MATERIAL PROVIDED below:

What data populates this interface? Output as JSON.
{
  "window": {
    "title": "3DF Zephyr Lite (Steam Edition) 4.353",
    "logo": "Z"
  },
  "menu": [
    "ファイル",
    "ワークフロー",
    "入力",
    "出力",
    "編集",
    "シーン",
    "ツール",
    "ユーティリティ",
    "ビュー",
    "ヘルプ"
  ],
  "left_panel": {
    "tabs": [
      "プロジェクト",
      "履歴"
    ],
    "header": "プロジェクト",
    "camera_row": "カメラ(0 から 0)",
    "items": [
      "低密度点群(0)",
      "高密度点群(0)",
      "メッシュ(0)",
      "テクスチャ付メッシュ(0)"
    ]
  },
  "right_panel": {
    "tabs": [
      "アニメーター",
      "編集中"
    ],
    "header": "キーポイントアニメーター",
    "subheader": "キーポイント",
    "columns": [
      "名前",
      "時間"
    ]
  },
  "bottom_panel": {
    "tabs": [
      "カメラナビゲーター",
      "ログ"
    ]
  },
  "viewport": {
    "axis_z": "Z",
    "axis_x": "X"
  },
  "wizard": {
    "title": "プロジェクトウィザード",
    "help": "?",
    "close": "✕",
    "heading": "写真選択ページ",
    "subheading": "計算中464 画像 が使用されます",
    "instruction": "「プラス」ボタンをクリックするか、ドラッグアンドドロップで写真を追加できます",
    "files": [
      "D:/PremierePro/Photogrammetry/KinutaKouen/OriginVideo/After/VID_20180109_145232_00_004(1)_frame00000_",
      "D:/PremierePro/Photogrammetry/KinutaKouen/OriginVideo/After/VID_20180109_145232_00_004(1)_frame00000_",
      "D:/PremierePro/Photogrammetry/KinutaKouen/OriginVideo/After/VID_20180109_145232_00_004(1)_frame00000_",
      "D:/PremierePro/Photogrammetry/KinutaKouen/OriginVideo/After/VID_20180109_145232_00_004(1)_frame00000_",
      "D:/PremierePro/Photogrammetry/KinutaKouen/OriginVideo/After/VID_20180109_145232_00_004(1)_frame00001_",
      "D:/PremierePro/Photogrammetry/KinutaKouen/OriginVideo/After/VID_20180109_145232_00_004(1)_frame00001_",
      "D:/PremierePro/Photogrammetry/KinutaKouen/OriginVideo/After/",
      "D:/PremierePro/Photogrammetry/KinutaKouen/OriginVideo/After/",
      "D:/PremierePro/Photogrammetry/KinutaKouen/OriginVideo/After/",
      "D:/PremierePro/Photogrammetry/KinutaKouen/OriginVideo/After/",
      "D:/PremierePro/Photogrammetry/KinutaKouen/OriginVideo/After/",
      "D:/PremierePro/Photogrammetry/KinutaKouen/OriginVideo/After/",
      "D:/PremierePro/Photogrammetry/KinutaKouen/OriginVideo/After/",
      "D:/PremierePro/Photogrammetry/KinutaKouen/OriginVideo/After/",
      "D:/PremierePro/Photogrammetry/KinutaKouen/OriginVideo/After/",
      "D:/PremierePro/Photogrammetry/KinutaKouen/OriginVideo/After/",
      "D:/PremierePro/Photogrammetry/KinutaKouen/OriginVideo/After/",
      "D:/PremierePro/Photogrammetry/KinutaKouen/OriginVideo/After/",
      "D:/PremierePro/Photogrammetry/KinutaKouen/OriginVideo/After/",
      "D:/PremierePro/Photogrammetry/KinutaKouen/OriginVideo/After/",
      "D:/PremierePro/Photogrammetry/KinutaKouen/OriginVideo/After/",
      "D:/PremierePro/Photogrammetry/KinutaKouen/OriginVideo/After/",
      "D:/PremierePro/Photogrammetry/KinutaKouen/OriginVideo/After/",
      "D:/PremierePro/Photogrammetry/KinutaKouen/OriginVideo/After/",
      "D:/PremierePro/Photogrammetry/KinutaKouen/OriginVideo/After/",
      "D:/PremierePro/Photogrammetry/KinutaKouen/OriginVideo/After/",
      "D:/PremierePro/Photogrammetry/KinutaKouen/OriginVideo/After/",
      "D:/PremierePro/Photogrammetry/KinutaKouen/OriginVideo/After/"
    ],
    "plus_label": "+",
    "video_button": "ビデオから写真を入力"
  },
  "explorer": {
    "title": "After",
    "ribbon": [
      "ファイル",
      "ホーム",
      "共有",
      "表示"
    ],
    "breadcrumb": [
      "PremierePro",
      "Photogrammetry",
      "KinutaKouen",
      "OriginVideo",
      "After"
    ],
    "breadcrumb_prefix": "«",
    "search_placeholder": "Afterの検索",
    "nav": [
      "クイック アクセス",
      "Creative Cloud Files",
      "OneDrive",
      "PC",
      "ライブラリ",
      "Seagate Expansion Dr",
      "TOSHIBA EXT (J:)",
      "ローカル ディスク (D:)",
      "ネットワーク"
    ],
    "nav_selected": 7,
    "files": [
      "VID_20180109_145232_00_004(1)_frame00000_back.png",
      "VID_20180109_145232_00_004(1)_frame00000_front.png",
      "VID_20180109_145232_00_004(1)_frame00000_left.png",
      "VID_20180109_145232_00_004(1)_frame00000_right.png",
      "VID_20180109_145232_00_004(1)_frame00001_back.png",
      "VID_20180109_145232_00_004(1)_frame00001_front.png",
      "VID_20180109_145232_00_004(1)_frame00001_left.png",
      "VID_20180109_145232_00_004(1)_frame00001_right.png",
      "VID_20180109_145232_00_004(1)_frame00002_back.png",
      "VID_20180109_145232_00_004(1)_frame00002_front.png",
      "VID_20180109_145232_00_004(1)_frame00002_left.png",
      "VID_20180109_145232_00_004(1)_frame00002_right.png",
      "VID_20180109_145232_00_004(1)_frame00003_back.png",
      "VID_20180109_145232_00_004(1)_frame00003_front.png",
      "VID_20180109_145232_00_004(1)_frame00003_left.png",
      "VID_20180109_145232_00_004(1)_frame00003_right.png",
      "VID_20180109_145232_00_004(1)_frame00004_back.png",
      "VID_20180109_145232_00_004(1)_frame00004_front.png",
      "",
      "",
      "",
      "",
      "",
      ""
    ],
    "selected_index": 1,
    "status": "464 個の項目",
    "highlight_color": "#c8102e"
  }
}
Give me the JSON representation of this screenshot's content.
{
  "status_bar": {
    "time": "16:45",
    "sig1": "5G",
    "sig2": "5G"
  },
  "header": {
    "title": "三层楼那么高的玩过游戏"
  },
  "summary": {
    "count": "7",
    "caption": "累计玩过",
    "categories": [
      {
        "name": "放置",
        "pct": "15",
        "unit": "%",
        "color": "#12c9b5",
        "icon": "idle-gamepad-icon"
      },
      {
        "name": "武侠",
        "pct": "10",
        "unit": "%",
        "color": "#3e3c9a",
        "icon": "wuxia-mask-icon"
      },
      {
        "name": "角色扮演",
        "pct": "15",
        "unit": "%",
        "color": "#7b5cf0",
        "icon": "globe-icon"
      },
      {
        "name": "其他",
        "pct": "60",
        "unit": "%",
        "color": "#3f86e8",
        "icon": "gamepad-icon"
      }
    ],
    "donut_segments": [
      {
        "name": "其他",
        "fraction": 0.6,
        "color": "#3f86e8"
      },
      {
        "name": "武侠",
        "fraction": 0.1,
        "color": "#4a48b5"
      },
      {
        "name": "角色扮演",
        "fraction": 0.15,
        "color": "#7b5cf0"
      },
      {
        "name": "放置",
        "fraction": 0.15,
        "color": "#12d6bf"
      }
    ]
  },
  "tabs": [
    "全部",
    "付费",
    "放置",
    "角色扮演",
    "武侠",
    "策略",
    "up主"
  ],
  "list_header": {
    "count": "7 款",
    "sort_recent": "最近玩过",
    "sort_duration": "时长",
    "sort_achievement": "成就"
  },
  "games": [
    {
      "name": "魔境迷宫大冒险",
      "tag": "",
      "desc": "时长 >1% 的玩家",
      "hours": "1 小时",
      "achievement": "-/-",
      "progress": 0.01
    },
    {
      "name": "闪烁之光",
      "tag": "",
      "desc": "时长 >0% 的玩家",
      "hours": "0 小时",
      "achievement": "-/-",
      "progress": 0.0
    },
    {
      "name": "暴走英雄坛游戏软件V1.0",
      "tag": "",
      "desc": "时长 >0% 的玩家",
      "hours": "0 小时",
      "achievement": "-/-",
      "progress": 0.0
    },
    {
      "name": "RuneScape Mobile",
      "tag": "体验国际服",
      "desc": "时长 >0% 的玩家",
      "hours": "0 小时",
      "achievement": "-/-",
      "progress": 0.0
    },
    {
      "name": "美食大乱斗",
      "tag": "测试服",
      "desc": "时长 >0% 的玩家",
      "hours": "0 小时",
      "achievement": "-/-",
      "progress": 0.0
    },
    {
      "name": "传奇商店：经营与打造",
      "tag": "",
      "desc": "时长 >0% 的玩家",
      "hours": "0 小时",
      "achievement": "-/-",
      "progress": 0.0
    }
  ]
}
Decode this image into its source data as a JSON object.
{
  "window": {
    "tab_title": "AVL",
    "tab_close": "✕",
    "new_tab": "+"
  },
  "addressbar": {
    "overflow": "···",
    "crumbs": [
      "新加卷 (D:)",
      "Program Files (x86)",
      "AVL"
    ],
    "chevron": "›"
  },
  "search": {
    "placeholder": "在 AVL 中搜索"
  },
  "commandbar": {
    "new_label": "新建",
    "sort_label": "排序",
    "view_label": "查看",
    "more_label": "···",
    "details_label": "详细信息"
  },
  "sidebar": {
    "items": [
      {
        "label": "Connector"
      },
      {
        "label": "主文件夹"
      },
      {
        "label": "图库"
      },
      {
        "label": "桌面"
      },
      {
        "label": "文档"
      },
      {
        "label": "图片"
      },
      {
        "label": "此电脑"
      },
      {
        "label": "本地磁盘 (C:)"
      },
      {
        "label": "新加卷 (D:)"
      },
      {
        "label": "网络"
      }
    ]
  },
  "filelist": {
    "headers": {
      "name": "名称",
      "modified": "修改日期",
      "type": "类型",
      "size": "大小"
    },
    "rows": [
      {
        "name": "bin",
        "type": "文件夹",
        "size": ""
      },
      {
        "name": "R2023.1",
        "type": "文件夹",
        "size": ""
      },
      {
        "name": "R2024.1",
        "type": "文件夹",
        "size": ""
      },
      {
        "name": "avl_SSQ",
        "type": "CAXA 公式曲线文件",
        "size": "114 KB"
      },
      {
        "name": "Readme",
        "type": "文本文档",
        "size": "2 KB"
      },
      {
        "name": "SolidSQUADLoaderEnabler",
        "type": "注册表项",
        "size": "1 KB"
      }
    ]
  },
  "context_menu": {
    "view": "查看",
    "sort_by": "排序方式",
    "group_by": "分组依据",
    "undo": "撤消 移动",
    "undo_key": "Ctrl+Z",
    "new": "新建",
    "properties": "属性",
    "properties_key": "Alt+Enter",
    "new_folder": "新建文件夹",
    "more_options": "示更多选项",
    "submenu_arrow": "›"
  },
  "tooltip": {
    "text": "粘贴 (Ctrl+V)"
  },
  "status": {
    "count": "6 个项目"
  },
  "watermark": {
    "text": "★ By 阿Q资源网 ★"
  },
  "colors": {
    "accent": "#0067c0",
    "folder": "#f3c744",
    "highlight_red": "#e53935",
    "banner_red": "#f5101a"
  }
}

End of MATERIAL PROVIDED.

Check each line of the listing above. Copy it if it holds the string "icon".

- _ANSWER FOR THE TASK_
        "icon": "idle-gamepad-icon"
        "icon": "wuxia-mask-icon"
        "icon": "globe-icon"
        "icon": "gamepad-icon"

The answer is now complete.